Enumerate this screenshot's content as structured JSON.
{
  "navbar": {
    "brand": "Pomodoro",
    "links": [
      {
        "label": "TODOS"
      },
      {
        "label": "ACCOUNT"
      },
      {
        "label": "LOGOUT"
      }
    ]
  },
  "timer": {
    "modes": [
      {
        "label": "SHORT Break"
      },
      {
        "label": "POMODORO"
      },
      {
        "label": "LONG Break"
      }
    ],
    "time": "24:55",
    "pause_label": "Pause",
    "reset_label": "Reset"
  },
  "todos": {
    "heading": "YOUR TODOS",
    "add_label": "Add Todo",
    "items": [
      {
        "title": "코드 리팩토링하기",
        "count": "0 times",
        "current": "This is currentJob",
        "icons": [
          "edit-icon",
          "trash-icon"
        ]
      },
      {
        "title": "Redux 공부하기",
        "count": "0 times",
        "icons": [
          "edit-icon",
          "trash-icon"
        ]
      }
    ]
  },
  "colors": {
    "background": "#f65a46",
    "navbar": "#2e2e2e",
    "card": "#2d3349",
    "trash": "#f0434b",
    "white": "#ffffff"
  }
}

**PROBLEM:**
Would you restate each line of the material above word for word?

**TASK SOLUTION:**
Enumerate this screenshot's content as structured JSON.
{
  "navbar": {
    "brand": "Pomodoro",
    "links": [
      {
        "label": "TODOS"
      },
      {
        "label": "ACCOUNT"
      },
      {
        "label": "LOGOUT"
      }
    ]
  },
  "timer": {
    "modes": [
      {
        "label": "SHORT Break"
      },
      {
        "label": "POMODORO"
      },
      {
        "label": "LONG Break"
      }
    ],
    "time": "24:55",
    "pause_label": "Pause",
    "reset_label": "Reset"
  },
  "todos": {
    "heading": "YOUR TODOS",
    "add_label": "Add Todo",
    "items": [
      {
        "title": "코드 리팩토링하기",
        "count": "0 times",
        "current": "This is currentJob",
        "icons": [
          "edit-icon",
          "trash-icon"
        ]
      },
      {
        "title": "Redux 공부하기",
        "count": "0 times",
        "icons": [
          "edit-icon",
          "trash-icon"
        ]
      }
    ]
  },
  "colors": {
    "background": "#f65a46",
    "navbar": "#2e2e2e",
    "card": "#2d3349",
    "trash": "#f0434b",
    "white": "#ffffff"
  }
}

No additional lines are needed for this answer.